par Clerc, Marcel Gabriel;Echeverría-Alar, S.;Tlidi, Mustapha
Référence Scientific reports, 11, 1, 18331
Publication Publié, 2021-12
Article révisé par les pairs
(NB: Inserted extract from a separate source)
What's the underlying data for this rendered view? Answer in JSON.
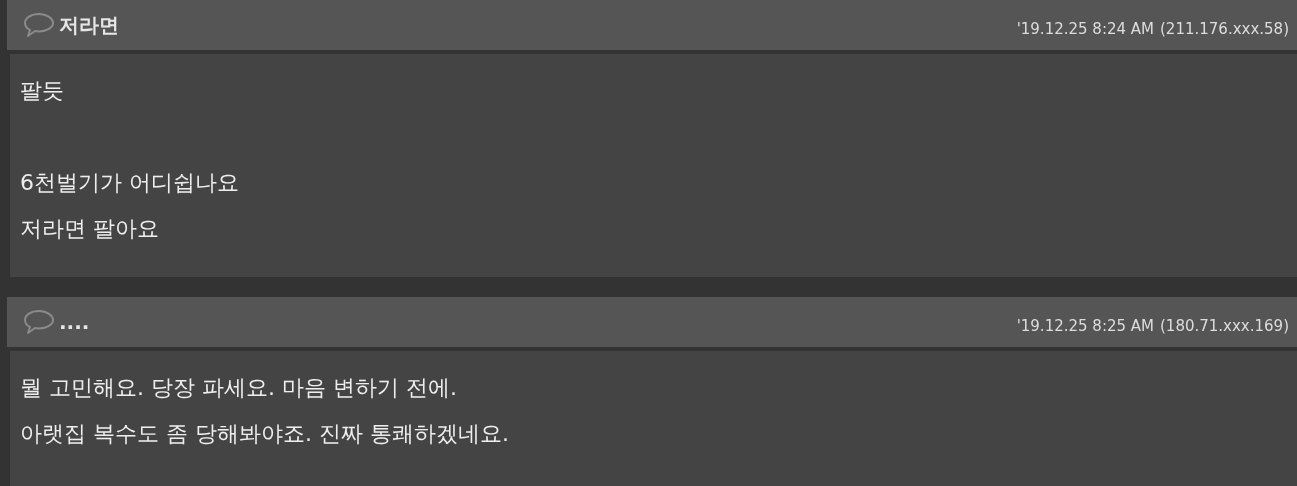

Résumé : Self-organisation is a ubiquitous phenomenon in ecosystems. These systems can experience transitions from a uniform cover towards the formation of vegetation patterns as a result of symmetry-breaking instability. They can be either periodic or localised in space. Localised vegetation patterns consist of more or less circular spots or patches that can be either isolated or randomly distributed in space. We report on a striking patterning phenomenon consisting of localised vegetation labyrinths. This intriguing pattern is visible in satellite photographs taken in many territories of Africa and Australia. They consist of labyrinths which is spatially irregular pattern surrounded by either a homogeneous cover or a bare soil. The phenomenon is not specific to particular plants or soils. They are observed on strictly homogenous environmental conditions on flat landscapes, but they are also visible on hills. The spatial size of localized labyrinth ranges typically from a few hundred meters to ten kilometres. A simple modelling approach based on the interplay between short-range and long-range interactions governing plant communities or on the water dynamics explains the observations reported here.